→ **PROBLEM DETAILS**
Your answer should be the records below, repeated exactly as they stand.

Source records:
★ ★ ★ ★ ★

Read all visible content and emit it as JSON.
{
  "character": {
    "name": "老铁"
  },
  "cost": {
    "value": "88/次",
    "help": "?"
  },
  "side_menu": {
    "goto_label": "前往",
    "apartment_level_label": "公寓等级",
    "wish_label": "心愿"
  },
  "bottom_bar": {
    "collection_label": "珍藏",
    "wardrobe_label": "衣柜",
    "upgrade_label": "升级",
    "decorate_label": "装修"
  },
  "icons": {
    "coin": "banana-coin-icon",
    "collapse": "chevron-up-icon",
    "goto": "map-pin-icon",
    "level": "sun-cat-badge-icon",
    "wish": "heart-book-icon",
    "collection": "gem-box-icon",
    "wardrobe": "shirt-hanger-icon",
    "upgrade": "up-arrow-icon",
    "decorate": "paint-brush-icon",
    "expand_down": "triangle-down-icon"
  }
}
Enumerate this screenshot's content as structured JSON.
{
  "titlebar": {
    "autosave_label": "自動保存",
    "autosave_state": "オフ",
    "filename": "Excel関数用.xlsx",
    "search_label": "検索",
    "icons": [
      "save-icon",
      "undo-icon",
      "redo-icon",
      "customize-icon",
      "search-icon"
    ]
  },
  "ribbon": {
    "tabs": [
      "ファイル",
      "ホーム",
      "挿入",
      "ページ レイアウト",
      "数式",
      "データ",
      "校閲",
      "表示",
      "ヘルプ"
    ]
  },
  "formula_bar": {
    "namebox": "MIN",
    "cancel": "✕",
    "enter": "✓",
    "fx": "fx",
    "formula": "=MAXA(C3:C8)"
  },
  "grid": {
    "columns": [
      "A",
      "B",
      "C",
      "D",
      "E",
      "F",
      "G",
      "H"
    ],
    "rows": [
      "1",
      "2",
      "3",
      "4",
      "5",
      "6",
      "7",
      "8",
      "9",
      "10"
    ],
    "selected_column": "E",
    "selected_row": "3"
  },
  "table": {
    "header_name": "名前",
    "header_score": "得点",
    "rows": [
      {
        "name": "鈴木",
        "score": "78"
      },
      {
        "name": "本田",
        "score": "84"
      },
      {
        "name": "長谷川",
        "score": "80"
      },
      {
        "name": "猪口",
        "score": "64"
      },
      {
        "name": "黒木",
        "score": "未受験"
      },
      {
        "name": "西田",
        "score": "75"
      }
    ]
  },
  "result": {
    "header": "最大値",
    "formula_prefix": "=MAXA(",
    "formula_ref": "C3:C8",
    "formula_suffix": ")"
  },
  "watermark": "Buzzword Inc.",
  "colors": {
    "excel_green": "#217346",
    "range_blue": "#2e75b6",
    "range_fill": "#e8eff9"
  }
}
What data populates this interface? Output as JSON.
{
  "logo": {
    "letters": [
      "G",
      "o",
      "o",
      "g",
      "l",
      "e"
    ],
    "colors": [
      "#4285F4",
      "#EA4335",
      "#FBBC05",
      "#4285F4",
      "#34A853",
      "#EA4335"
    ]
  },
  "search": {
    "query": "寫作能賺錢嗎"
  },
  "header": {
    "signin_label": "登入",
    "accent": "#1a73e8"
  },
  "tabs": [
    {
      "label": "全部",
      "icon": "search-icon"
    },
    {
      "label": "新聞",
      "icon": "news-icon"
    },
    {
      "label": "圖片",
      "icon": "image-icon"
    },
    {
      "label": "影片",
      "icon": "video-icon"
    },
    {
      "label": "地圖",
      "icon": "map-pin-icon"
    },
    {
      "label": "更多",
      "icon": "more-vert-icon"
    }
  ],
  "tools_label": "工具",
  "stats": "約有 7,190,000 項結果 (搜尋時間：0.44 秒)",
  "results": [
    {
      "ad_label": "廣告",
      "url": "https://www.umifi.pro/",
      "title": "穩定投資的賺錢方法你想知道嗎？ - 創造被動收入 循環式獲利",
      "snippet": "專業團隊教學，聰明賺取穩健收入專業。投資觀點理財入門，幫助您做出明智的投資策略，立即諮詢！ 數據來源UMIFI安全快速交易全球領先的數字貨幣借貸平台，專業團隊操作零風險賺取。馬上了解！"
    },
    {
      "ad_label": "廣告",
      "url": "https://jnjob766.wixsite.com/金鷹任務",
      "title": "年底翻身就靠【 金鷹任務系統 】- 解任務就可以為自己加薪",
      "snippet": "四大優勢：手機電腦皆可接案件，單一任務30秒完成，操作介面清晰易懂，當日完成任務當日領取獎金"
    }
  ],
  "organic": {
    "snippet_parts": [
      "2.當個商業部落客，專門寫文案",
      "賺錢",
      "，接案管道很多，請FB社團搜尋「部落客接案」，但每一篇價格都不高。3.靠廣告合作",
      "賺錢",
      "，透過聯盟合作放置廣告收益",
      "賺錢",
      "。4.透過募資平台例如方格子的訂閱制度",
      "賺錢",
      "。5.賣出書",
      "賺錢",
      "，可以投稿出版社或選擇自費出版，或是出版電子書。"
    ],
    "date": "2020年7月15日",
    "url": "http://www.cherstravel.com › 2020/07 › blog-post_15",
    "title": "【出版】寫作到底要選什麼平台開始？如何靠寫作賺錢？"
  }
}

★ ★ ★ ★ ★

→ **OUTPUT FOR THIS TASK**
Read all visible content and emit it as JSON.
{
  "character": {
    "name": "老铁"
  },
  "cost": {
    "value": "88/次",
    "help": "?"
  },
  "side_menu": {
    "goto_label": "前往",
    "apartment_level_label": "公寓等级",
    "wish_label": "心愿"
  },
  "bottom_bar": {
    "collection_label": "珍藏",
    "wardrobe_label": "衣柜",
    "upgrade_label": "升级",
    "decorate_label": "装修"
  },
  "icons": {
    "coin": "banana-coin-icon",
    "collapse": "chevron-up-icon",
    "goto": "map-pin-icon",
    "level": "sun-cat-badge-icon",
    "wish": "heart-book-icon",
    "collection": "gem-box-icon",
    "wardrobe": "shirt-hanger-icon",
    "upgrade": "up-arrow-icon",
    "decorate": "paint-brush-icon",
    "expand_down": "triangle-down-icon"
  }
}
Enumerate this screenshot's content as structured JSON.
{
  "titlebar": {
    "autosave_label": "自動保存",
    "autosave_state": "オフ",
    "filename": "Excel関数用.xlsx",
    "search_label": "検索",
    "icons": [
      "save-icon",
      "undo-icon",
      "redo-icon",
      "customize-icon",
      "search-icon"
    ]
  },
  "ribbon": {
    "tabs": [
      "ファイル",
      "ホーム",
      "挿入",
      "ページ レイアウト",
      "数式",
      "データ",
      "校閲",
      "表示",
      "ヘルプ"
    ]
  },
  "formula_bar": {
    "namebox": "MIN",
    "cancel": "✕",
    "enter": "✓",
    "fx": "fx",
    "formula": "=MAXA(C3:C8)"
  },
  "grid": {
    "columns": [
      "A",
      "B",
      "C",
      "D",
      "E",
      "F",
      "G",
      "H"
    ],
    "rows": [
      "1",
      "2",
      "3",
      "4",
      "5",
      "6",
      "7",
      "8",
      "9",
      "10"
    ],
    "selected_column": "E",
    "selected_row": "3"
  },
  "table": {
    "header_name": "名前",
    "header_score": "得点",
    "rows": [
      {
        "name": "鈴木",
        "score": "78"
      },
      {
        "name": "本田",
        "score": "84"
      },
      {
        "name": "長谷川",
        "score": "80"
      },
      {
        "name": "猪口",
        "score": "64"
      },
      {
        "name": "黒木",
        "score": "未受験"
      },
      {
        "name": "西田",
        "score": "75"
      }
    ]
  },
  "result": {
    "header": "最大値",
    "formula_prefix": "=MAXA(",
    "formula_ref": "C3:C8",
    "formula_suffix": ")"
  },
  "watermark": "Buzzword Inc.",
  "colors": {
    "excel_green": "#217346",
    "range_blue": "#2e75b6",
    "range_fill": "#e8eff9"
  }
}
What data populates this interface? Output as JSON.
{
  "logo": {
    "letters": [
      "G",
      "o",
      "o",
      "g",
      "l",
      "e"
    ],
    "colors": [
      "#4285F4",
      "#EA4335",
      "#FBBC05",
      "#4285F4",
      "#34A853",
      "#EA4335"
    ]
  },
  "search": {
    "query": "寫作能賺錢嗎"
  },
  "header": {
    "signin_label": "登入",
    "accent": "#1a73e8"
  },
  "tabs": [
    {
      "label": "全部",
      "icon": "search-icon"
    },
    {
      "label": "新聞",
      "icon": "news-icon"
    },
    {
      "label": "圖片",
      "icon": "image-icon"
    },
    {
      "label": "影片",
      "icon": "video-icon"
    },
    {
      "label": "地圖",
      "icon": "map-pin-icon"
    },
    {
      "label": "更多",
      "icon": "more-vert-icon"
    }
  ],
  "tools_label": "工具",
  "stats": "約有 7,190,000 項結果 (搜尋時間：0.44 秒)",
  "results": [
    {
      "ad_label": "廣告",
      "url": "https://www.umifi.pro/",
      "title": "穩定投資的賺錢方法你想知道嗎？ - 創造被動收入 循環式獲利",
      "snippet": "專業團隊教學，聰明賺取穩健收入專業。投資觀點理財入門，幫助您做出明智的投資策略，立即諮詢！ 數據來源UMIFI安全快速交易全球領先的數字貨幣借貸平台，專業團隊操作零風險賺取。馬上了解！"
    },
    {
      "ad_label": "廣告",
      "url": "https://jnjob766.wixsite.com/金鷹任務",
      "title": "年底翻身就靠【 金鷹任務系統 】- 解任務就可以為自己加薪",
      "snippet": "四大優勢：手機電腦皆可接案件，單一任務30秒完成，操作介面清晰易懂，當日完成任務當日領取獎金"
    }
  ],
  "organic": {
    "snippet_parts": [
      "2.當個商業部落客，專門寫文案",
      "賺錢",
      "，接案管道很多，請FB社團搜尋「部落客接案」，但每一篇價格都不高。3.靠廣告合作",
      "賺錢",
      "，透過聯盟合作放置廣告收益",
      "賺錢",
      "。4.透過募資平台例如方格子的訂閱制度",
      "賺錢",
      "。5.賣出書",
      "賺錢",
      "，可以投稿出版社或選擇自費出版，或是出版電子書。"
    ],
    "date": "2020年7月15日",
    "url": "http://www.cherstravel.com › 2020/07 › blog-post_15",
    "title": "【出版】寫作到底要選什麼平台開始？如何靠寫作賺錢？"
  }
}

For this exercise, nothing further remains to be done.